Along with building out an unparalleled network, Amazon is investing in associates to win the war for talent


Here’s a fact for you: At present, Amazon employs more than 400,000 full and part-time associates worldwide across a network of 110 North American and another 75 around the globe. So, given that the shortage of logistics workers is a top topic at every industry event I attend, just what is Amazon doing to win the war on talent, given the scale of its operations.

That’s a question I posed to spokesperson Todd Walker at the end of our recent tour of Amazon’s highly-automated robotic fulfillment center in North Haven, Connecticut. The short answer is that Amazon is investing in pay, benefits and career opportunities for its fulfillment center workers much in the same way that it is investing in technology and automation. And for the same reason: “It all goes back to the customer experience,” Walker said. “It determines every move we make.”

During a tour of a robotics center, it’s easy to focus on the thousands of robots shuttling product to goods-to-person workstations, and forget that the facility also employs a small army of associates: In Connecticut, there are 2,500 full time associates at North Haven and another 1,500 at the Windsor facility just 50 miles away. That’s not counting the associates at the other 3 Connecticut logistics hubs. Add them all up, and you could populate your average New England town with just the Amazon warehouse associates working in Connecticut.

So, what are they doing?
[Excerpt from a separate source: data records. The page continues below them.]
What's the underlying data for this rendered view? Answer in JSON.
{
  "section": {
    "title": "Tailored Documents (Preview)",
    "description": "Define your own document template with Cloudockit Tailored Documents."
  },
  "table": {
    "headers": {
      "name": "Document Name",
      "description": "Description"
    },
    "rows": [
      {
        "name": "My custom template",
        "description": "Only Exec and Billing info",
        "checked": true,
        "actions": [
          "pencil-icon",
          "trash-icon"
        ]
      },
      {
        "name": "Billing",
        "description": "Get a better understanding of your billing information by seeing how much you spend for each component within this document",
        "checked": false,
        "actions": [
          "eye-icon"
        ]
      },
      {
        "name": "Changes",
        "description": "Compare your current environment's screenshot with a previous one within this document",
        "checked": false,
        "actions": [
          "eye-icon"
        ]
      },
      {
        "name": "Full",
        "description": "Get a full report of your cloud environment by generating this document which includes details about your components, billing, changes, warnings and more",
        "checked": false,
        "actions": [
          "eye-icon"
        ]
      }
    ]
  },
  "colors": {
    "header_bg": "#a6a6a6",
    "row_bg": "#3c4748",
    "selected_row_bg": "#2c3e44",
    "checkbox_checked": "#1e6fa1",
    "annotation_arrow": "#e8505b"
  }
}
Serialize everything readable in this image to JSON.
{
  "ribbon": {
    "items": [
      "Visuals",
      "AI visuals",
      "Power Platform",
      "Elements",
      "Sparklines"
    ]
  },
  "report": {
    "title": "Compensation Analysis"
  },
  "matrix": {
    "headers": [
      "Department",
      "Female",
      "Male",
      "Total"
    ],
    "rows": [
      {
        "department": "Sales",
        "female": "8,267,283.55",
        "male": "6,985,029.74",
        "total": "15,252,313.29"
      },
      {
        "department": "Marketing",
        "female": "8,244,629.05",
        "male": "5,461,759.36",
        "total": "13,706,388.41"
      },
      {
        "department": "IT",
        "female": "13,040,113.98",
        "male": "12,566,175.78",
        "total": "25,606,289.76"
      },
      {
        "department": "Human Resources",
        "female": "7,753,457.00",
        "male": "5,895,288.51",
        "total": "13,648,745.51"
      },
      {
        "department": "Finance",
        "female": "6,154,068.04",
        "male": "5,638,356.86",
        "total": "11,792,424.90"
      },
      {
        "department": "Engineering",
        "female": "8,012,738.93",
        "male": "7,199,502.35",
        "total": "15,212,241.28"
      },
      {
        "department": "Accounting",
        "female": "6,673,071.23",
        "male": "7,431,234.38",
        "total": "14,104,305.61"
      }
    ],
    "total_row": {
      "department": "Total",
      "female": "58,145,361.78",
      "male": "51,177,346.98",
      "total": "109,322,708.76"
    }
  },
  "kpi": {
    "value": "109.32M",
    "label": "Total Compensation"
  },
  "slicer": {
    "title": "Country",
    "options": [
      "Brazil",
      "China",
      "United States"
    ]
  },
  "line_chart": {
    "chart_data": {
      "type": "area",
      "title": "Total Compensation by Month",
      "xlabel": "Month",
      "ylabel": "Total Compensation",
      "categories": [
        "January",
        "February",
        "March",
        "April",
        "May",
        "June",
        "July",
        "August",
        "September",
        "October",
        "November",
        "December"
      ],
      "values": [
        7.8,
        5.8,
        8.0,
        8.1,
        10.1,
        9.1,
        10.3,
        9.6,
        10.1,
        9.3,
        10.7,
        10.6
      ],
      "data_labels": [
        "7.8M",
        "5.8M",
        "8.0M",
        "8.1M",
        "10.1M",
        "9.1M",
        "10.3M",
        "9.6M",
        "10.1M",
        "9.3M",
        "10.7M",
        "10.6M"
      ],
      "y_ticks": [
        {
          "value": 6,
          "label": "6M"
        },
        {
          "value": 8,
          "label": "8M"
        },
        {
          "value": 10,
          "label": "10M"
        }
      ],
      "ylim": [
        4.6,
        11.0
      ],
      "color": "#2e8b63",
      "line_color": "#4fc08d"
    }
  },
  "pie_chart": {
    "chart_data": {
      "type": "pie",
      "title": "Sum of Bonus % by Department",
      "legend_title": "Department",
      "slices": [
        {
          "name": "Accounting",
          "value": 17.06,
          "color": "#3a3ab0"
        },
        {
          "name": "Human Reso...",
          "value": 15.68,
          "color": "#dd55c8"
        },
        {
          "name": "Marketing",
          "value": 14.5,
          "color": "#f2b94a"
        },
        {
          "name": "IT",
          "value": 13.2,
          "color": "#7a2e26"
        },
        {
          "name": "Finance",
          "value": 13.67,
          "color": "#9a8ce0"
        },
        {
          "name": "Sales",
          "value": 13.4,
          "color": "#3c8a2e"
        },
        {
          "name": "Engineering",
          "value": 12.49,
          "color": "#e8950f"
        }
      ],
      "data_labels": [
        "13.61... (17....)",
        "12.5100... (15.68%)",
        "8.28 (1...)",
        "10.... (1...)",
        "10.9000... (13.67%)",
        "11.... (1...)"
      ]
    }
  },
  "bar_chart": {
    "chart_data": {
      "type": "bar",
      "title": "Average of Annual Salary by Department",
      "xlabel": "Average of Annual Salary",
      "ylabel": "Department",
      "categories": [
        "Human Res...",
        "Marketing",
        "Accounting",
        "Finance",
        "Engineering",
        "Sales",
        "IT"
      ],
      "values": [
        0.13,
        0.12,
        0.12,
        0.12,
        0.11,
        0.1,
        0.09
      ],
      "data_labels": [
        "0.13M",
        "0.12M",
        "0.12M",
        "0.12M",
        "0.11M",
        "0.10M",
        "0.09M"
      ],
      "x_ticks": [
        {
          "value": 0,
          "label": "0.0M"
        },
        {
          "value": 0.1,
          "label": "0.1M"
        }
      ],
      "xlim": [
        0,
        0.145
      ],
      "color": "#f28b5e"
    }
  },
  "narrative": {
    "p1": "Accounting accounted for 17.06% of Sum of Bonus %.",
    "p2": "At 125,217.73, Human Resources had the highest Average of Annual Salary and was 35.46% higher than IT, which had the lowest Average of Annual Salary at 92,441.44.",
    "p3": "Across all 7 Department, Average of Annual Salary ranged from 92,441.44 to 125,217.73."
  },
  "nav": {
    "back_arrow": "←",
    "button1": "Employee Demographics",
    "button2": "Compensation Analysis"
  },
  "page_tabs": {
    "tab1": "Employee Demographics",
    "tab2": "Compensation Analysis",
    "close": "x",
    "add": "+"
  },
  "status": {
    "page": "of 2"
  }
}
I think it can put it in two buckets: Recruitment and retention.

On the recruitment side, Amazon offers a $15 starting minimum wage and full medical, vision and dental insurance right out of the gate, according to Walker, and as much as a 50% match on 401(k) contributions. In the Northeast, where I live, that $15 minimum may be going up: Just the other night I saw a Walmart television ad offering a starting pay of $18 an hour for DC associates in New Hampshire, where we have one of the lower unemployment rates in the country.

On the retention side, the company offers up to 20 weeks of maternal and paternal paid leave, with other programs to “give new parents flexibility with their growing families.” That’s more generous than many white collar new parent leave benefits.

For those employees who are interested, Amazon offers a career path for floor associates. I noticed signs in the North Haven facility referencing mentors. Earlier, Walker mentioned that new employees work with mentors who train them for their positions. Aspiring employees apply for the mentorship program. Amazon will pre-pay up to 95% of tuition for courses in areas like game design, visual communications, nursing, IT programming and radiology, regardless of whether the skills are relevant to Amazon. The company has also pledged to invest over $700 million “to provide upskilling training for 100,000 U.S. employees for in demand jobs” to aid employees who want to advance into skilled positioned at Amazon, or outside. “There are literally 1,000’s of opportunities within the company,” Walker said.

Like the overall network, Amazon’s talent strategy is another of those factors that makes Amazon Amazon, and can’t easily be replicated by most organizations.